Our competitive space is full of stiff products, and it’s the perfect opportunity to differentiate ourselves. While some people will be put off by our brand’s personal nature, the people looking for something different are going to clamor to it and become the cheerleaders we want. When they speak of us in a positive way, it will eventually convert those who were skeptical at first. I’m a realist, and I know that isn’t going to work 100% across the board, but it’s a good tactic to keep us fresh and two steps ahead of everyone else.
“…surprise that triggers the right gut reaction bypasses cerebral judgements that might prevent users from clicking, signing up for a service or buying.”
Adding in delight and unexpected details (like our silly puns) can help alleviate the concern of not being able to accomplish a task, or not knowing whether the service is a right fit for you.
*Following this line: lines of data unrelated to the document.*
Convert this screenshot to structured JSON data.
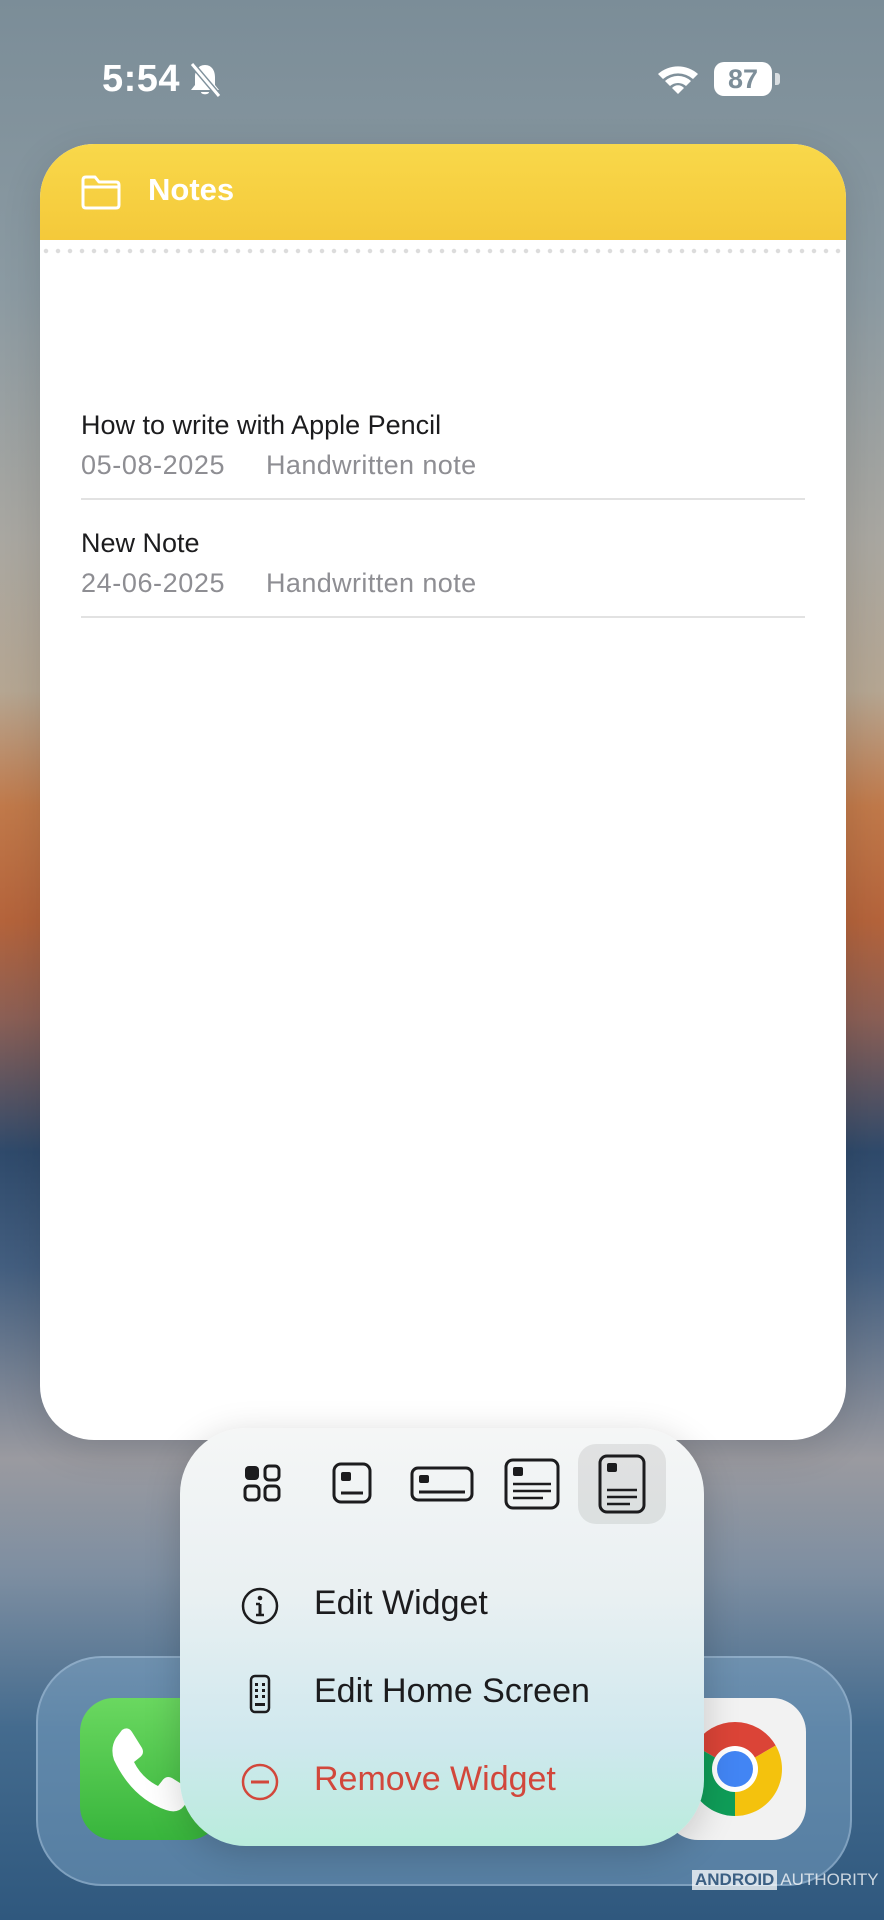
{
  "status_bar": {
    "time": "5:54",
    "silent_icon": "bell-slash-icon",
    "wifi_icon": "wifi-icon",
    "battery_level": "87"
  },
  "notes_widget": {
    "title": "Notes",
    "header_color": "#f6cd3c",
    "notes": [
      {
        "title": "How to write with Apple Pencil",
        "date": "05-08-2025",
        "type": "Handwritten note"
      },
      {
        "title": "New Note",
        "date": "24-06-2025",
        "type": "Handwritten note"
      }
    ]
  },
  "context_menu": {
    "size_options": [
      {
        "icon": "small-widgets-grid-icon"
      },
      {
        "icon": "small-widget-icon"
      },
      {
        "icon": "medium-widget-icon"
      },
      {
        "icon": "large-widget-icon"
      },
      {
        "icon": "extra-large-widget-icon",
        "selected": true
      }
    ],
    "items": [
      {
        "label": "Edit Widget",
        "icon": "info-icon"
      },
      {
        "label": "Edit Home Screen",
        "icon": "phone-screen-icon"
      },
      {
        "label": "Remove Widget",
        "icon": "minus-circle-icon",
        "color": "#d2473b"
      }
    ]
  },
  "dock": {
    "apps": [
      {
        "name": "Phone",
        "icon": "phone-icon"
      },
      {
        "name": "Chrome",
        "icon": "chrome-icon"
      }
    ]
  },
  "watermark": {
    "part1": "ANDROID",
    "part2": "AUTHORITY"
  }
}
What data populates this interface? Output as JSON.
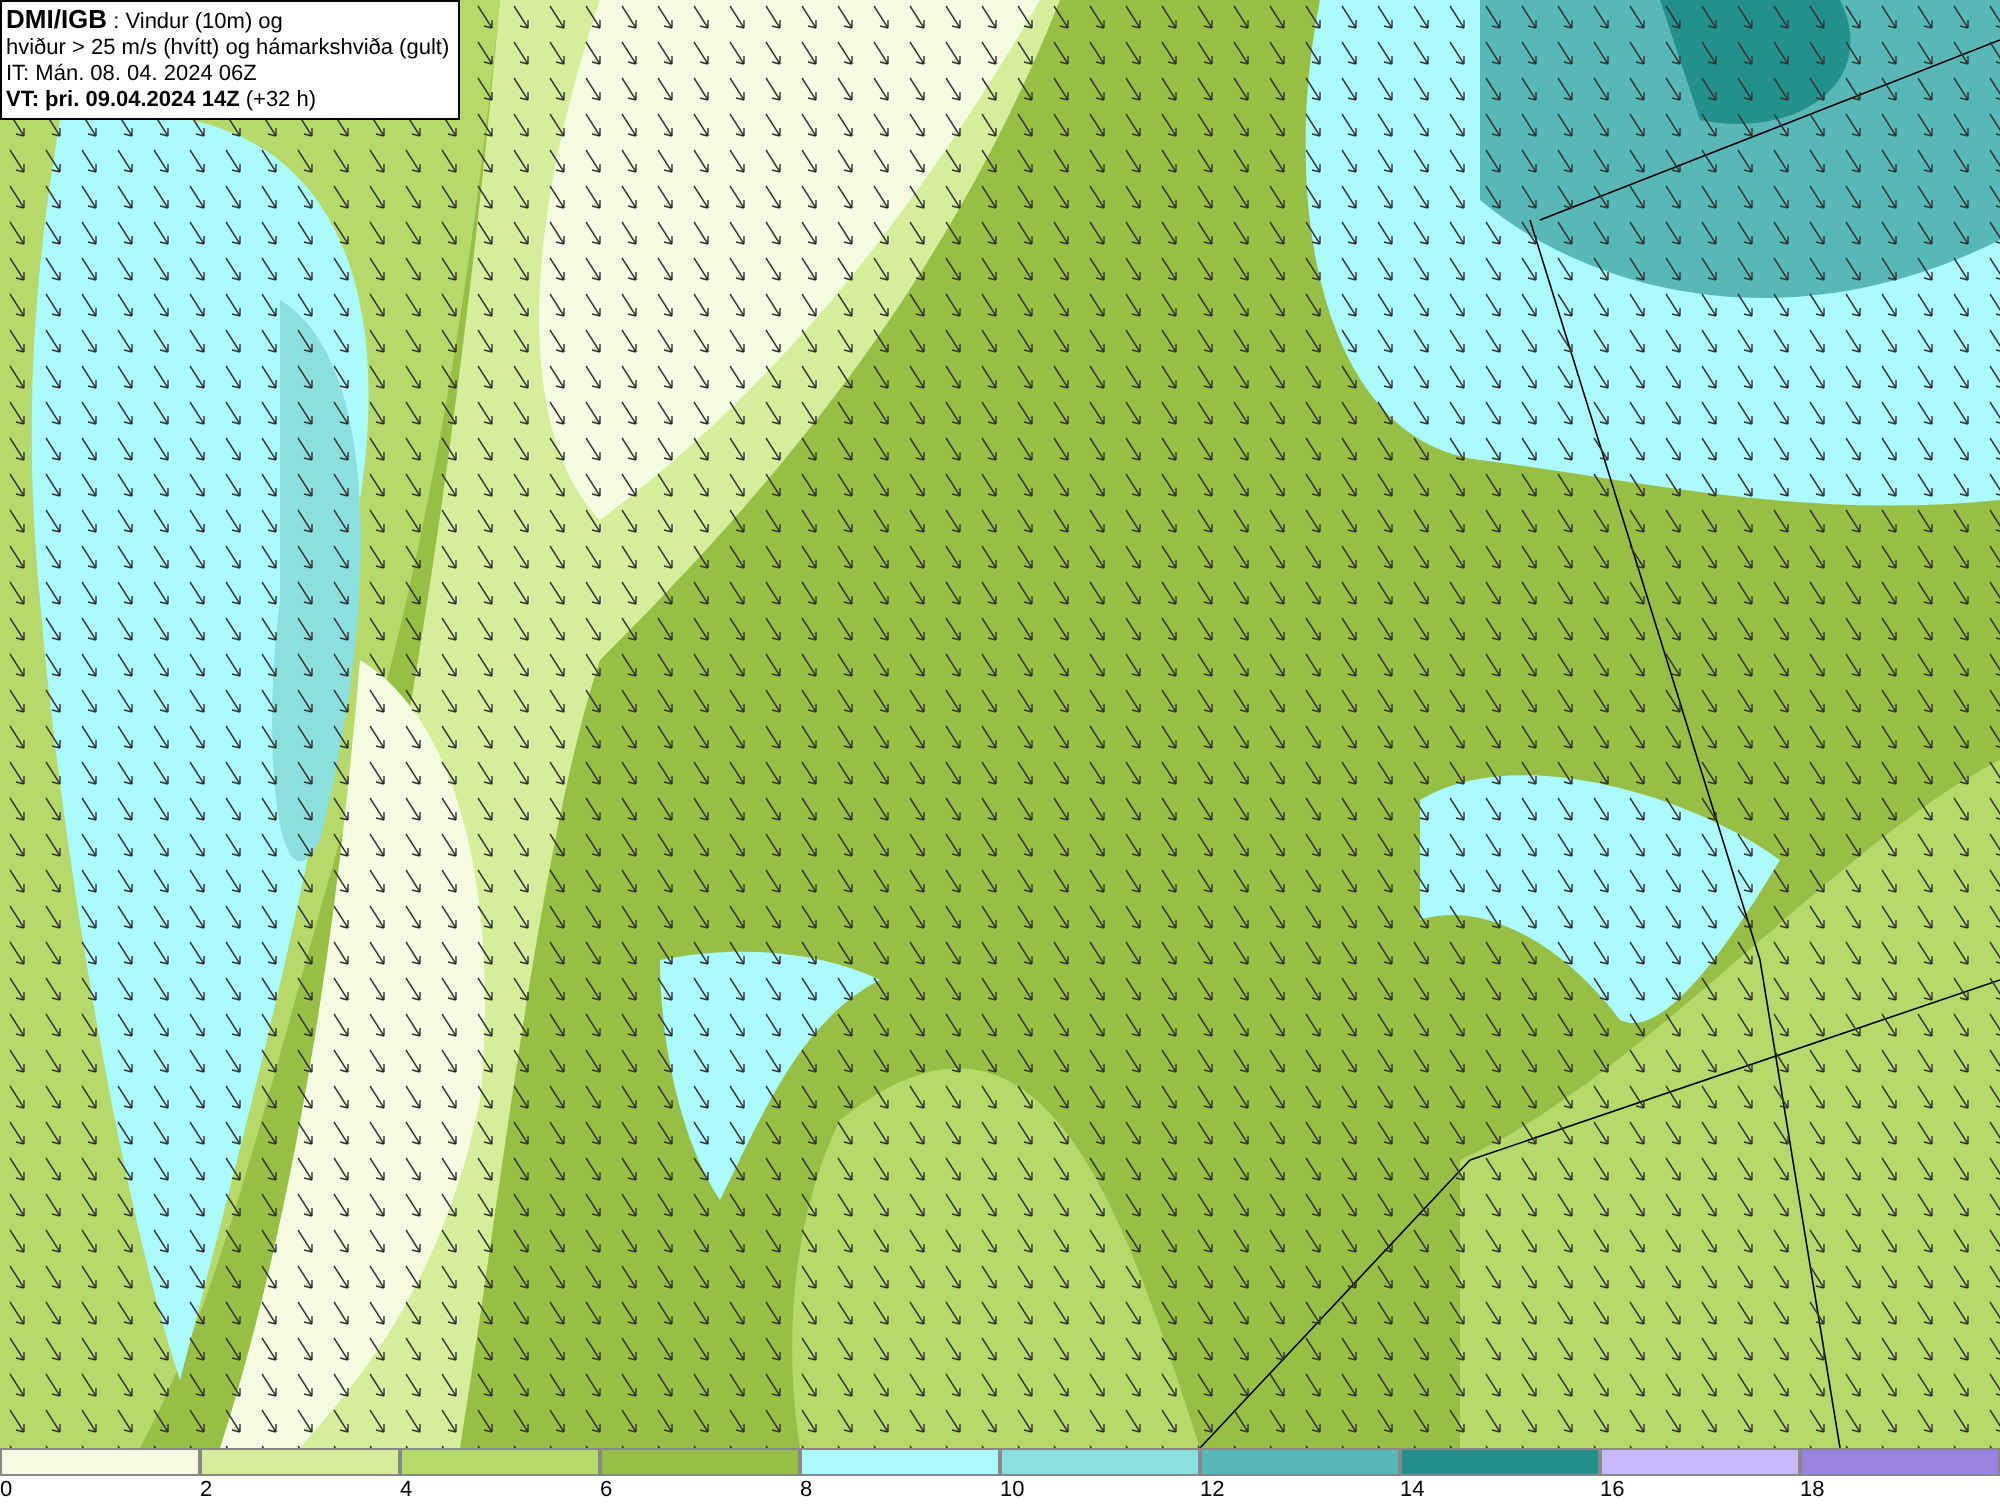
{
  "title_box": {
    "lines": [
      "**DMI/IGB** : Vindur (10m) og",
      "hviður > 25 m/s (hvítt) og hámarkshviða (gult)",
      "IT: Mán. 08. 04. 2024 06Z",
      "**VT: þri. 09.04.2024 14Z** (+32 h)"
    ]
  },
  "legend": [
    {
      "label": "0",
      "color": "#f5fbe1"
    },
    {
      "label": "2",
      "color": "#d6ee9c"
    },
    {
      "label": "4",
      "color": "#b5d96a"
    },
    {
      "label": "6",
      "color": "#97bf45"
    },
    {
      "label": "8",
      "color": "#abfaff"
    },
    {
      "label": "10",
      "color": "#8ddede"
    },
    {
      "label": "12",
      "color": "#58b8b8"
    },
    {
      "label": "14",
      "color": "#23908c"
    },
    {
      "label": "16",
      "color": "#c8b8ff"
    },
    {
      "label": "18",
      "color": "#9b84e0"
    }
  ]
}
While we go above and beyond to insure that we allow users to complete tasks, we try to incorporate ways the make sure that gut reaction stays in the positive. When you are in a positive position, problems don’t stress you as much. We should keep it that way.
“But sometimes the secret to better conversion rates is not in the minutiae, but in the big picture.”
A/B testing is something we do a lot of here. (We use Optimizely.) We are an analytics company — so hard numbers are our go to tool. But tweaking a word here and a color there isn’t looking at the overall picture which could be completely inaccurate. As we move forward with TrackMaven design, we’ll be continually focused on selling a complete message that aligns with our users needs.
In general, the design team loved this book, and we highly recommend it — especially since it’s such a short read! We’ll be back next month with a wrap up of our next Design Team Book Club book!
Originally published at ruffconcepts.tumblr.com.